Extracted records

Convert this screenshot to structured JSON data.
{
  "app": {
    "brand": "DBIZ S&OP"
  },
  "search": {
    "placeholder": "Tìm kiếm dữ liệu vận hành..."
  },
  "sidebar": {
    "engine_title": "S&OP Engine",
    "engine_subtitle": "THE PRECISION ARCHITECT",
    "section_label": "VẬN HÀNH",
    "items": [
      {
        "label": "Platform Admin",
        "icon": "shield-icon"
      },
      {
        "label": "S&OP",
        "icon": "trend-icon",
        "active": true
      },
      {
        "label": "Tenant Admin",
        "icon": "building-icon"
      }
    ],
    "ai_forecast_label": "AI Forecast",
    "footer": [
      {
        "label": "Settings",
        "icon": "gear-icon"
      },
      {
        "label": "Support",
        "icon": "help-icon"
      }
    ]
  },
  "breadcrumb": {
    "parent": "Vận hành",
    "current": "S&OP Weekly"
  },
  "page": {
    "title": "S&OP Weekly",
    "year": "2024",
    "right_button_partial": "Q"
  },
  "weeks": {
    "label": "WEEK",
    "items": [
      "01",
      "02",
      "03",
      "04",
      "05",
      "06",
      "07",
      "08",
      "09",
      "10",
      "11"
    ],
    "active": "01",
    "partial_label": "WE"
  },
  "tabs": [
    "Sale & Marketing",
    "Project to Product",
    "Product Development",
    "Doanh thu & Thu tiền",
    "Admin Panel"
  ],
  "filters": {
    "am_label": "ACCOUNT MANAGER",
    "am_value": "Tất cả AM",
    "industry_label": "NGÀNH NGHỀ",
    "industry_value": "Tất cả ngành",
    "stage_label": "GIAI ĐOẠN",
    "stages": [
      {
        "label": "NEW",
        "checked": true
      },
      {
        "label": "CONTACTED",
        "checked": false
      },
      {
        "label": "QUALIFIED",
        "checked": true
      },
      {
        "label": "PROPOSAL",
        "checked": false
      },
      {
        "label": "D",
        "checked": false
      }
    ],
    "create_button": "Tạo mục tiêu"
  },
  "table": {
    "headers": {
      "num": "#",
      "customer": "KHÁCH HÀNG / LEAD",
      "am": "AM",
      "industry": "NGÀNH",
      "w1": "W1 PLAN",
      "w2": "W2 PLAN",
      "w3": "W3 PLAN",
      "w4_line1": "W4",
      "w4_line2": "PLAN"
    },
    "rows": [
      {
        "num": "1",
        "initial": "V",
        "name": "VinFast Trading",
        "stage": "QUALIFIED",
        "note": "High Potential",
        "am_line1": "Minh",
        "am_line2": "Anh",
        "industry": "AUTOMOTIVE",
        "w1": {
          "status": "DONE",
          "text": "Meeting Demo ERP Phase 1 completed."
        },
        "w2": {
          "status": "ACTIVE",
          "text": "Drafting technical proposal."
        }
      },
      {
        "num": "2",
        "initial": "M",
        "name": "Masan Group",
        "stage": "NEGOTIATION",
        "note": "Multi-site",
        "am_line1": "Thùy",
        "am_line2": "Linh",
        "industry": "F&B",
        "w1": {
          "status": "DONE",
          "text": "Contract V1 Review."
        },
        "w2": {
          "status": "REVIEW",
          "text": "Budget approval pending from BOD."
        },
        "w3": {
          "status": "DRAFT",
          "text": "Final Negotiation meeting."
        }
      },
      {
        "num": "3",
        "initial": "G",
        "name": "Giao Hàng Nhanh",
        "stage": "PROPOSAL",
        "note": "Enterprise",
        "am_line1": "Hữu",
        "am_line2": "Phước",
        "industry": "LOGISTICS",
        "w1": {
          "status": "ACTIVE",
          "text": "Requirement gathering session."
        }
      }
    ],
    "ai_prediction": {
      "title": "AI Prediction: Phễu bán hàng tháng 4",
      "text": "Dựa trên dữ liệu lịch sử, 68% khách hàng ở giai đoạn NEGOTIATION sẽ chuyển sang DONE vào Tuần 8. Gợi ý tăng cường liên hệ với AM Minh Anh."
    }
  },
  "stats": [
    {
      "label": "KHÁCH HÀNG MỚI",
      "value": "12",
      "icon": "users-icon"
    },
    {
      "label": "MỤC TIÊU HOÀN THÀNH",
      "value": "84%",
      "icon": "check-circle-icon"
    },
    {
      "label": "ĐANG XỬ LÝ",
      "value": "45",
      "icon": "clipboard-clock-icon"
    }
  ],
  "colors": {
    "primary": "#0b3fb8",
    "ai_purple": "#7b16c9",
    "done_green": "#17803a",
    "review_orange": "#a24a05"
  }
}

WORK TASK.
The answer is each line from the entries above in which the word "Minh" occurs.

PROBLEM SOLUTION.
        "am_line1": "Minh",
      "text": "Dựa trên dữ liệu lịch sử, 68% khách hàng ở giai đoạn NEGOTIATION sẽ chuyển sang DONE vào Tuần 8. Gợi ý tăng cường liên hệ với AM Minh Anh."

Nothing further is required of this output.